Hendry: I am not a buyer of gold just now — I want to buy it at lower levels. The rest of my portfolio I would split between the US, Japanese and European government bonds. The rest might just be cash, with some in yen because no-one else is buying.
Dent: But what about Mr and Mrs Jones, retired of Edinburgh, who have lost money on RBS and HBOS shares. They have £50,000 in cash, what are they going to do now? They are getting 1%.
Hendry: What I would do is lend to the UK government — buy 18-year gilts and get the 4%, and I think I will be 40% up in the next 12 to 18 months.
Dent: Because you think we are heading for serious deflation? If you’re wrong and inflation and interest rates head up again, there is a big risk to your capital. I like the idea of having a portfolio of decent dividend-paying cash-rich companies.
The likes of Glaxo Smith Kline, Vodafone and BP are yielding 4.7%, 5.7% and 6.4% respectively and I see them remaining strong. But buy blue chips on a bad day.
KC: And what about for the optimists out there. What would you buy if you want out and out growth rather than income?
Dent: I am big supporter of what is going on in China in the long term.
Hendry: You were there in Japan — tell me China doesn’t seem the same.
Dent: Japan is a developed economy, whereas China is in the early stages of an industrial revolution. Central control is key at this stage.
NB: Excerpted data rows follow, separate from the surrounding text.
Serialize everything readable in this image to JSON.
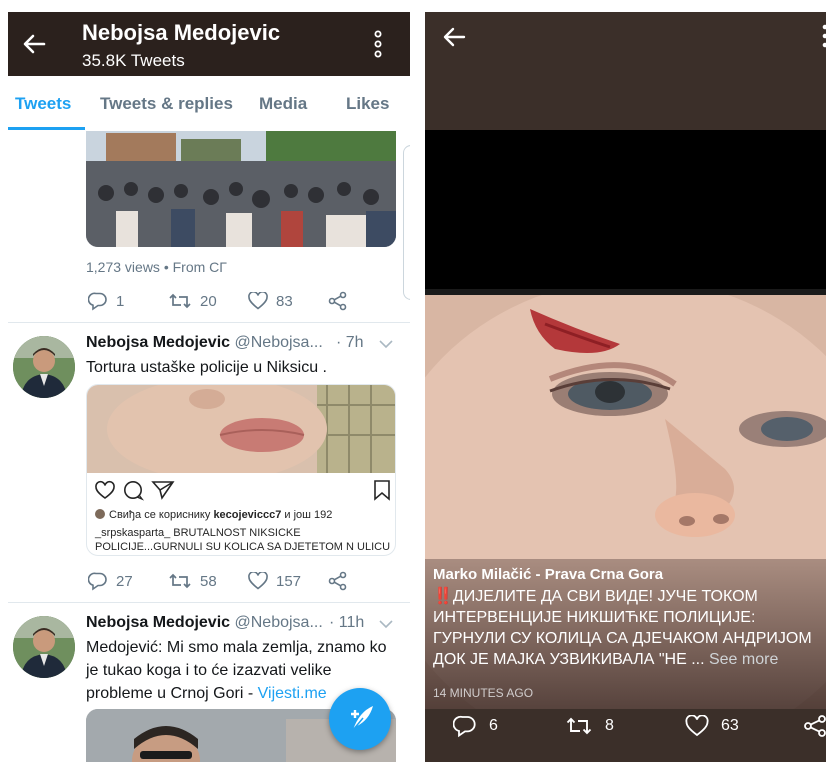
{
  "left": {
    "header": {
      "title": "Nebojsa Medojevic",
      "subtitle": "35.8K Tweets"
    },
    "tabs": [
      "Tweets",
      "Tweets & replies",
      "Media",
      "Likes"
    ],
    "active_tab": "Tweets",
    "tweet0": {
      "meta": "1,273 views • From СГ",
      "replies": "1",
      "retweets": "20",
      "likes": "83"
    },
    "tweet1": {
      "name": "Nebojsa Medojevic",
      "handle": "@Nebojsa...",
      "time": "· 7h",
      "text": "Tortura ustaške policije u Niksicu .",
      "insta": {
        "liked_prefix": "Свиђа се кориснику ",
        "liked_user": "kecojeviccc7",
        "liked_suffix": " и још 192",
        "caption_line1": "_srpskasparta_ BRUTALNOST NIKSICKE",
        "caption_line2": "POLICIJE...GURNULI SU KOLICA SA DJETETOM N  ULICU"
      },
      "replies": "27",
      "retweets": "58",
      "likes": "157"
    },
    "tweet2": {
      "name": "Nebojsa Medojevic",
      "handle": "@Nebojsa...",
      "time": "· 11h",
      "text": "Medojević: Mi smo mala zemlja, znamo ko je tukao koga i to će izazvati velike probleme u Crnoj Gori - ",
      "link": "Vijesti.me"
    },
    "colors": {
      "accent": "#1da1f2",
      "header_bg": "#2b211d",
      "muted": "#657786"
    },
    "icons": [
      "back-arrow-icon",
      "more-vertical-icon",
      "reply-icon",
      "retweet-icon",
      "like-icon",
      "share-icon",
      "compose-icon"
    ]
  },
  "right": {
    "author": "Marko Milačić - Prava Crna Gora",
    "text_line1": "‼️ДИЈЕЛИТЕ ДА СВИ ВИДЕ! ЈУЧЕ ТОКОМ",
    "text_line2": "ИНТЕРВЕНЦИЈЕ НИКШИЋКЕ ПОЛИЦИЈЕ:",
    "text_line3": "ГУРНУЛИ СУ КОЛИЦА СА ДЈЕЧАКОМ АНДРИЈОМ",
    "text_line4": "ДОК ЈЕ МАЈКА УЗВИКИВАЛА \"НЕ ... ",
    "see_more": "See more",
    "time": "14 MINUTES AGO",
    "replies": "6",
    "retweets": "8",
    "likes": "63",
    "colors": {
      "bar_bg": "#3b2f29"
    }
  }
}
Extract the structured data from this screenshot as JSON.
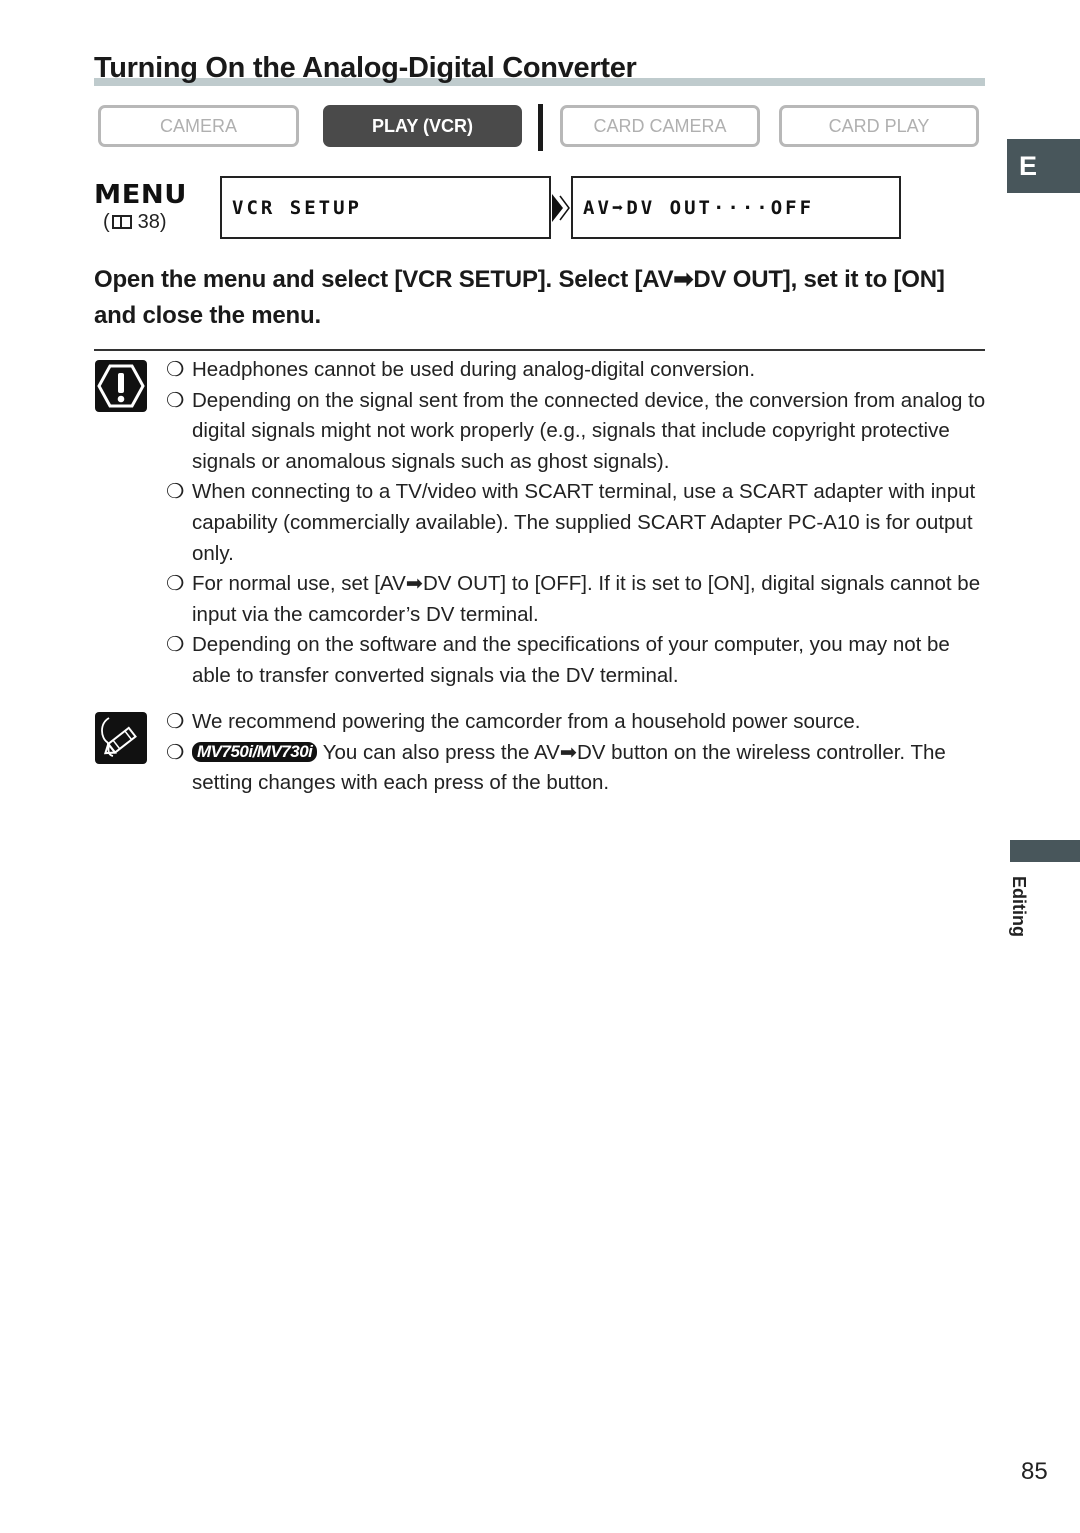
{
  "page": {
    "title": "Turning On the Analog-Digital Converter",
    "language_tab": "E",
    "section_label": "Editing",
    "page_number": "85"
  },
  "modes": [
    {
      "label": "CAMERA",
      "active": false
    },
    {
      "label": "PLAY (VCR)",
      "active": true
    },
    {
      "label": "CARD CAMERA",
      "active": false
    },
    {
      "label": "CARD PLAY",
      "active": false
    }
  ],
  "menu": {
    "label": "MENU",
    "ref_open": "(",
    "ref_page": "38)",
    "icon": "book-icon",
    "screen1": "VCR SETUP",
    "screen2": "AV➡DV OUT····OFF"
  },
  "instruction": "Open the menu and select [VCR SETUP]. Select [AV➡DV OUT], set it to [ON] and close the menu.",
  "cautions": {
    "icon": "caution-icon",
    "items": [
      "Headphones cannot be used during analog-digital conversion.",
      "Depending on the signal sent from the connected device, the conversion from analog to digital signals might not work properly (e.g., signals that include copyright protective signals or anomalous signals such as ghost signals).",
      "When connecting to a TV/video with SCART terminal, use a SCART adapter with input capability (commercially available). The supplied SCART Adapter PC-A10 is for output only.",
      "For normal use, set [AV➡DV OUT] to [OFF]. If it is set to [ON], digital signals cannot be input via the camcorder’s DV terminal.",
      "Depending on the software and the specifications of your computer, you may not be able to transfer converted signals via the DV terminal."
    ]
  },
  "notes": {
    "icon": "note-pencil-icon",
    "items": [
      {
        "badge": "",
        "text": "We recommend powering the camcorder from a household power source."
      },
      {
        "badge": "MV750i/MV730i",
        "text": "You can also press the AV➡DV button on the wireless controller. The setting changes with each press of the button."
      }
    ]
  },
  "bullet": "❍"
}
Hendry: The two big shocks this year in terms of expectation — in other words, my two big shorts — are going to be China and (president Barack) Obama. About 40% of the Chinese economy is exports. They are having an industrial revolution like the Victorians — and the Victorians had booms and busts because of the volatility of the cost of building factories. In booms it grows 40%; but with boom comes bust. Then you get Obama coming in and the policy response is remarkably aggressive against the Chinese.
Wintle: There are indeed very high expectations, but I think the bull case for Obama is a very strong one. Compared with Bush, it really is a 180-degree turn in terms of him being more collaborative.
My favourite sector at the moment is healthcare, where many businesses are still showing earnings growth. This is especially attractive now as earnings stability, let alone growth, is hard to find in today’s market.
Our favourite sub-sector in healthcare is biotechnology, which has been remarkably defensive over the past 12 to 18 months.